(Beginning of MATERIAL FOR THIS TASK)

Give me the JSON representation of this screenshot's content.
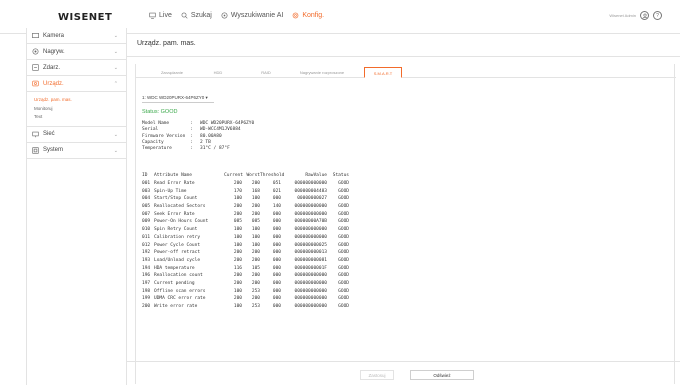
{
  "app": {
    "logo": "WISENET",
    "nav": [
      {
        "label": "Live",
        "icon": "monitor-icon",
        "active": false
      },
      {
        "label": "Szukaj",
        "icon": "search-icon",
        "active": false
      },
      {
        "label": "Wyszukiwanie AI",
        "icon": "ai-search-icon",
        "active": false
      },
      {
        "label": "Konfig.",
        "icon": "gear-icon",
        "active": true
      }
    ],
    "user": "Wisenet Admin"
  },
  "sidebar": {
    "groups": [
      {
        "label": "Kamera",
        "icon": "camera-icon"
      },
      {
        "label": "Nagryw.",
        "icon": "record-icon"
      },
      {
        "label": "Zdarz.",
        "icon": "event-icon"
      },
      {
        "label": "Urządz.",
        "icon": "device-icon"
      }
    ],
    "submenu": [
      "Urządz. pam. mas.",
      "Monitoruj",
      "Text"
    ],
    "groups_after": [
      {
        "label": "Sieć",
        "icon": "network-icon"
      },
      {
        "label": "System",
        "icon": "system-icon"
      }
    ]
  },
  "page": {
    "title": "Urządz. pam. mas.",
    "tabs": [
      "Zarządzanie",
      "HDD",
      "RAID",
      "Nagrywanie rozproszone",
      "S.M.A.R.T"
    ],
    "active_tab": 4,
    "drive_select": "1: WDC WD20PURX-64P6ZY0",
    "status": "Status: GOOD",
    "info": [
      {
        "key": "Model Name",
        "value": "WDC WD20PURX-64P6ZY0"
      },
      {
        "key": "Serial",
        "value": "WD-WCC4M1JV6884"
      },
      {
        "key": "Firmware Version",
        "value": "80.00A80"
      },
      {
        "key": "Capacity",
        "value": "2 TB"
      },
      {
        "key": "Temperature",
        "value": "31°C / 87°F"
      }
    ],
    "smart_headers": [
      "ID",
      "Attribute Name",
      "Current",
      "Worst",
      "Threshold",
      "RawValue",
      "Status"
    ],
    "smart_rows": [
      [
        "001",
        "Read Error Rate",
        "200",
        "200",
        "051",
        "000000000000",
        "GOOD"
      ],
      [
        "003",
        "Spin-Up Time",
        "170",
        "168",
        "021",
        "000000004483",
        "GOOD"
      ],
      [
        "004",
        "Start/Stop Count",
        "100",
        "100",
        "000",
        "00000000027",
        "GOOD"
      ],
      [
        "005",
        "Reallocated Sectors",
        "200",
        "200",
        "140",
        "000000000000",
        "GOOD"
      ],
      [
        "007",
        "Seek Error Rate",
        "200",
        "200",
        "000",
        "000000000000",
        "GOOD"
      ],
      [
        "009",
        "Power-On Hours Count",
        "085",
        "085",
        "000",
        "00000000A70B",
        "GOOD"
      ],
      [
        "010",
        "Spin Retry Count",
        "100",
        "100",
        "000",
        "000000000000",
        "GOOD"
      ],
      [
        "011",
        "Calibration retry",
        "100",
        "100",
        "000",
        "000000000000",
        "GOOD"
      ],
      [
        "012",
        "Power Cycle Count",
        "100",
        "100",
        "000",
        "000000000025",
        "GOOD"
      ],
      [
        "192",
        "Power-off retract",
        "200",
        "200",
        "000",
        "000000000013",
        "GOOD"
      ],
      [
        "193",
        "Load/Unload cycle",
        "200",
        "200",
        "000",
        "000000000081",
        "GOOD"
      ],
      [
        "194",
        "HDA temperature",
        "116",
        "105",
        "000",
        "00000000001F",
        "GOOD"
      ],
      [
        "196",
        "Reallocation count",
        "200",
        "200",
        "000",
        "000000000000",
        "GOOD"
      ],
      [
        "197",
        "Current pending",
        "200",
        "200",
        "000",
        "000000000000",
        "GOOD"
      ],
      [
        "198",
        "Offline scan errors",
        "100",
        "253",
        "000",
        "000000000000",
        "GOOD"
      ],
      [
        "199",
        "UDMA CRC error rate",
        "200",
        "200",
        "000",
        "000000000000",
        "GOOD"
      ],
      [
        "200",
        "Write error rate",
        "100",
        "253",
        "000",
        "000000000000",
        "GOOD"
      ]
    ],
    "apply_label": "Zastosuj",
    "refresh_label": "Odśwież"
  },
  "colors": {
    "accent": "#f26b2b",
    "status_good": "#3aa84a"
  }
}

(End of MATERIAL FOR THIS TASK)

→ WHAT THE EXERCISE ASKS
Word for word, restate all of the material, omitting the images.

→ TASK RESULT
Give me the JSON representation of this screenshot's content.
{
  "app": {
    "logo": "WISENET",
    "nav": [
      {
        "label": "Live",
        "icon": "monitor-icon",
        "active": false
      },
      {
        "label": "Szukaj",
        "icon": "search-icon",
        "active": false
      },
      {
        "label": "Wyszukiwanie AI",
        "icon": "ai-search-icon",
        "active": false
      },
      {
        "label": "Konfig.",
        "icon": "gear-icon",
        "active": true
      }
    ],
    "user": "Wisenet Admin"
  },
  "sidebar": {
    "groups": [
      {
        "label": "Kamera",
        "icon": "camera-icon"
      },
      {
        "label": "Nagryw.",
        "icon": "record-icon"
      },
      {
        "label": "Zdarz.",
        "icon": "event-icon"
      },
      {
        "label": "Urządz.",
        "icon": "device-icon"
      }
    ],
    "submenu": [
      "Urządz. pam. mas.",
      "Monitoruj",
      "Text"
    ],
    "groups_after": [
      {
        "label": "Sieć",
        "icon": "network-icon"
      },
      {
        "label": "System",
        "icon": "system-icon"
      }
    ]
  },
  "page": {
    "title": "Urządz. pam. mas.",
    "tabs": [
      "Zarządzanie",
      "HDD",
      "RAID",
      "Nagrywanie rozproszone",
      "S.M.A.R.T"
    ],
    "active_tab": 4,
    "drive_select": "1: WDC WD20PURX-64P6ZY0",
    "status": "Status: GOOD",
    "info": [
      {
        "key": "Model Name",
        "value": "WDC WD20PURX-64P6ZY0"
      },
      {
        "key": "Serial",
        "value": "WD-WCC4M1JV6884"
      },
      {
        "key": "Firmware Version",
        "value": "80.00A80"
      },
      {
        "key": "Capacity",
        "value": "2 TB"
      },
      {
        "key": "Temperature",
        "value": "31°C / 87°F"
      }
    ],
    "smart_headers": [
      "ID",
      "Attribute Name",
      "Current",
      "Worst",
      "Threshold",
      "RawValue",
      "Status"
    ],
    "smart_rows": [
      [
        "001",
        "Read Error Rate",
        "200",
        "200",
        "051",
        "000000000000",
        "GOOD"
      ],
      [
        "003",
        "Spin-Up Time",
        "170",
        "168",
        "021",
        "000000004483",
        "GOOD"
      ],
      [
        "004",
        "Start/Stop Count",
        "100",
        "100",
        "000",
        "00000000027",
        "GOOD"
      ],
      [
        "005",
        "Reallocated Sectors",
        "200",
        "200",
        "140",
        "000000000000",
        "GOOD"
      ],
      [
        "007",
        "Seek Error Rate",
        "200",
        "200",
        "000",
        "000000000000",
        "GOOD"
      ],
      [
        "009",
        "Power-On Hours Count",
        "085",
        "085",
        "000",
        "00000000A70B",
        "GOOD"
      ],
      [
        "010",
        "Spin Retry Count",
        "100",
        "100",
        "000",
        "000000000000",
        "GOOD"
      ],
      [
        "011",
        "Calibration retry",
        "100",
        "100",
        "000",
        "000000000000",
        "GOOD"
      ],
      [
        "012",
        "Power Cycle Count",
        "100",
        "100",
        "000",
        "000000000025",
        "GOOD"
      ],
      [
        "192",
        "Power-off retract",
        "200",
        "200",
        "000",
        "000000000013",
        "GOOD"
      ],
      [
        "193",
        "Load/Unload cycle",
        "200",
        "200",
        "000",
        "000000000081",
        "GOOD"
      ],
      [
        "194",
        "HDA temperature",
        "116",
        "105",
        "000",
        "00000000001F",
        "GOOD"
      ],
      [
        "196",
        "Reallocation count",
        "200",
        "200",
        "000",
        "000000000000",
        "GOOD"
      ],
      [
        "197",
        "Current pending",
        "200",
        "200",
        "000",
        "000000000000",
        "GOOD"
      ],
      [
        "198",
        "Offline scan errors",
        "100",
        "253",
        "000",
        "000000000000",
        "GOOD"
      ],
      [
        "199",
        "UDMA CRC error rate",
        "200",
        "200",
        "000",
        "000000000000",
        "GOOD"
      ],
      [
        "200",
        "Write error rate",
        "100",
        "253",
        "000",
        "000000000000",
        "GOOD"
      ]
    ],
    "apply_label": "Zastosuj",
    "refresh_label": "Odśwież"
  },
  "colors": {
    "accent": "#f26b2b",
    "status_good": "#3aa84a"
  }
}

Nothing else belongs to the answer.